Aim of the exercise:
In your reply, write out the records exactly, each line intact.

━━━ Records ━━━

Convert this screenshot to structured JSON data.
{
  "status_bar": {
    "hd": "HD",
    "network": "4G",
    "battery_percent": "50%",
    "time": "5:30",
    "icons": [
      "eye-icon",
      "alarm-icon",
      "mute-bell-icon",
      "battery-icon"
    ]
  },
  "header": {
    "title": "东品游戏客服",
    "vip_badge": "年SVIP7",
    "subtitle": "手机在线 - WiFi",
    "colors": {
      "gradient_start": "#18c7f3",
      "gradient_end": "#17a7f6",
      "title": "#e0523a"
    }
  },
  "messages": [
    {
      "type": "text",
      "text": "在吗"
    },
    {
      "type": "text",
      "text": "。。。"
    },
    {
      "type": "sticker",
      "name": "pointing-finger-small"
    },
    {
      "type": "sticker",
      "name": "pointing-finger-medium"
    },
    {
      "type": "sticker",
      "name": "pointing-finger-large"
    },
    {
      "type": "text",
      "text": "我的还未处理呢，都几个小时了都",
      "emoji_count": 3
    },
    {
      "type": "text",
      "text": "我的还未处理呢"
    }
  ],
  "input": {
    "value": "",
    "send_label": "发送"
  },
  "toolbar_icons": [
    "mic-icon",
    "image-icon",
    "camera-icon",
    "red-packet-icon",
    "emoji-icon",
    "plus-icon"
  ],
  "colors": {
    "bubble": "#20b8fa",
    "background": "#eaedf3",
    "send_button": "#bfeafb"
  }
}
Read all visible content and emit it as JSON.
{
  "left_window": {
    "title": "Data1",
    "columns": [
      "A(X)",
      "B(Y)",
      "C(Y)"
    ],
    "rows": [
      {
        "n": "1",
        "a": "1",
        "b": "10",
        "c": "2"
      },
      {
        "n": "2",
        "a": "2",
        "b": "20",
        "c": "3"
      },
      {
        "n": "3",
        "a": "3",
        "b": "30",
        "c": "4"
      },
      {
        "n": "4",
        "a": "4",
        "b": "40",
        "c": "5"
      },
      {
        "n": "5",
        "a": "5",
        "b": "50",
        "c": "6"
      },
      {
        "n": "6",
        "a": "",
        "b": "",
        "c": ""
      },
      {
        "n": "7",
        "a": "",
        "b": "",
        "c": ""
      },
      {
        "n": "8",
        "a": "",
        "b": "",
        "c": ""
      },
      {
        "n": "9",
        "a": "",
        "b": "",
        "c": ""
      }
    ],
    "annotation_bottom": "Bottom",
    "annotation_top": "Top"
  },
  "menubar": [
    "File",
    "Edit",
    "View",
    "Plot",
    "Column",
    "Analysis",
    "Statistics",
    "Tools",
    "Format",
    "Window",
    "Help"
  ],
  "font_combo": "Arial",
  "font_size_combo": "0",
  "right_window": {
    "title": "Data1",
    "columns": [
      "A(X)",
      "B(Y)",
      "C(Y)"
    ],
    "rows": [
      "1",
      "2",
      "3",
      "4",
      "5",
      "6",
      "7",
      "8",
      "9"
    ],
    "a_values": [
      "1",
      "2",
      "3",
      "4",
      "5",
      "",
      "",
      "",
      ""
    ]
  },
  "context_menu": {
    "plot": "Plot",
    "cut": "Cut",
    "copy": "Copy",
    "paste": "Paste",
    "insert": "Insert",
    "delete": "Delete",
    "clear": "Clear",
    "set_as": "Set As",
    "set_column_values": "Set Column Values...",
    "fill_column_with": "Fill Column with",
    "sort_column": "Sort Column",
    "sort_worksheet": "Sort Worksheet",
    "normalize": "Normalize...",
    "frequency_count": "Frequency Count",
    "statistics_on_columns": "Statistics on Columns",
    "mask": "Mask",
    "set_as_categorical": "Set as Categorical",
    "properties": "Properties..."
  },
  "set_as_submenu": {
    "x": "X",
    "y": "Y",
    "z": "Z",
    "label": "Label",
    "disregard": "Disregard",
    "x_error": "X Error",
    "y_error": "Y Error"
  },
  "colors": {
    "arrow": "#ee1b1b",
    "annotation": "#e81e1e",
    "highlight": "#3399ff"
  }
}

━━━

Solution for this problem:
Convert this screenshot to structured JSON data.
{
  "status_bar": {
    "hd": "HD",
    "network": "4G",
    "battery_percent": "50%",
    "time": "5:30",
    "icons": [
      "eye-icon",
      "alarm-icon",
      "mute-bell-icon",
      "battery-icon"
    ]
  },
  "header": {
    "title": "东品游戏客服",
    "vip_badge": "年SVIP7",
    "subtitle": "手机在线 - WiFi",
    "colors": {
      "gradient_start": "#18c7f3",
      "gradient_end": "#17a7f6",
      "title": "#e0523a"
    }
  },
  "messages": [
    {
      "type": "text",
      "text": "在吗"
    },
    {
      "type": "text",
      "text": "。。。"
    },
    {
      "type": "sticker",
      "name": "pointing-finger-small"
    },
    {
      "type": "sticker",
      "name": "pointing-finger-medium"
    },
    {
      "type": "sticker",
      "name": "pointing-finger-large"
    },
    {
      "type": "text",
      "text": "我的还未处理呢，都几个小时了都",
      "emoji_count": 3
    },
    {
      "type": "text",
      "text": "我的还未处理呢"
    }
  ],
  "input": {
    "value": "",
    "send_label": "发送"
  },
  "toolbar_icons": [
    "mic-icon",
    "image-icon",
    "camera-icon",
    "red-packet-icon",
    "emoji-icon",
    "plus-icon"
  ],
  "colors": {
    "bubble": "#20b8fa",
    "background": "#eaedf3",
    "send_button": "#bfeafb"
  }
}
Read all visible content and emit it as JSON.
{
  "left_window": {
    "title": "Data1",
    "columns": [
      "A(X)",
      "B(Y)",
      "C(Y)"
    ],
    "rows": [
      {
        "n": "1",
        "a": "1",
        "b": "10",
        "c": "2"
      },
      {
        "n": "2",
        "a": "2",
        "b": "20",
        "c": "3"
      },
      {
        "n": "3",
        "a": "3",
        "b": "30",
        "c": "4"
      },
      {
        "n": "4",
        "a": "4",
        "b": "40",
        "c": "5"
      },
      {
        "n": "5",
        "a": "5",
        "b": "50",
        "c": "6"
      },
      {
        "n": "6",
        "a": "",
        "b": "",
        "c": ""
      },
      {
        "n": "7",
        "a": "",
        "b": "",
        "c": ""
      },
      {
        "n": "8",
        "a": "",
        "b": "",
        "c": ""
      },
      {
        "n": "9",
        "a": "",
        "b": "",
        "c": ""
      }
    ],
    "annotation_bottom": "Bottom",
    "annotation_top": "Top"
  },
  "menubar": [
    "File",
    "Edit",
    "View",
    "Plot",
    "Column",
    "Analysis",
    "Statistics",
    "Tools",
    "Format",
    "Window",
    "Help"
  ],
  "font_combo": "Arial",
  "font_size_combo": "0",
  "right_window": {
    "title": "Data1",
    "columns": [
      "A(X)",
      "B(Y)",
      "C(Y)"
    ],
    "rows": [
      "1",
      "2",
      "3",
      "4",
      "5",
      "6",
      "7",
      "8",
      "9"
    ],
    "a_values": [
      "1",
      "2",
      "3",
      "4",
      "5",
      "",
      "",
      "",
      ""
    ]
  },
  "context_menu": {
    "plot": "Plot",
    "cut": "Cut",
    "copy": "Copy",
    "paste": "Paste",
    "insert": "Insert",
    "delete": "Delete",
    "clear": "Clear",
    "set_as": "Set As",
    "set_column_values": "Set Column Values...",
    "fill_column_with": "Fill Column with",
    "sort_column": "Sort Column",
    "sort_worksheet": "Sort Worksheet",
    "normalize": "Normalize...",
    "frequency_count": "Frequency Count",
    "statistics_on_columns": "Statistics on Columns",
    "mask": "Mask",
    "set_as_categorical": "Set as Categorical",
    "properties": "Properties..."
  },
  "set_as_submenu": {
    "x": "X",
    "y": "Y",
    "z": "Z",
    "label": "Label",
    "disregard": "Disregard",
    "x_error": "X Error",
    "y_error": "Y Error"
  },
  "colors": {
    "arrow": "#ee1b1b",
    "annotation": "#e81e1e",
    "highlight": "#3399ff"
  }
}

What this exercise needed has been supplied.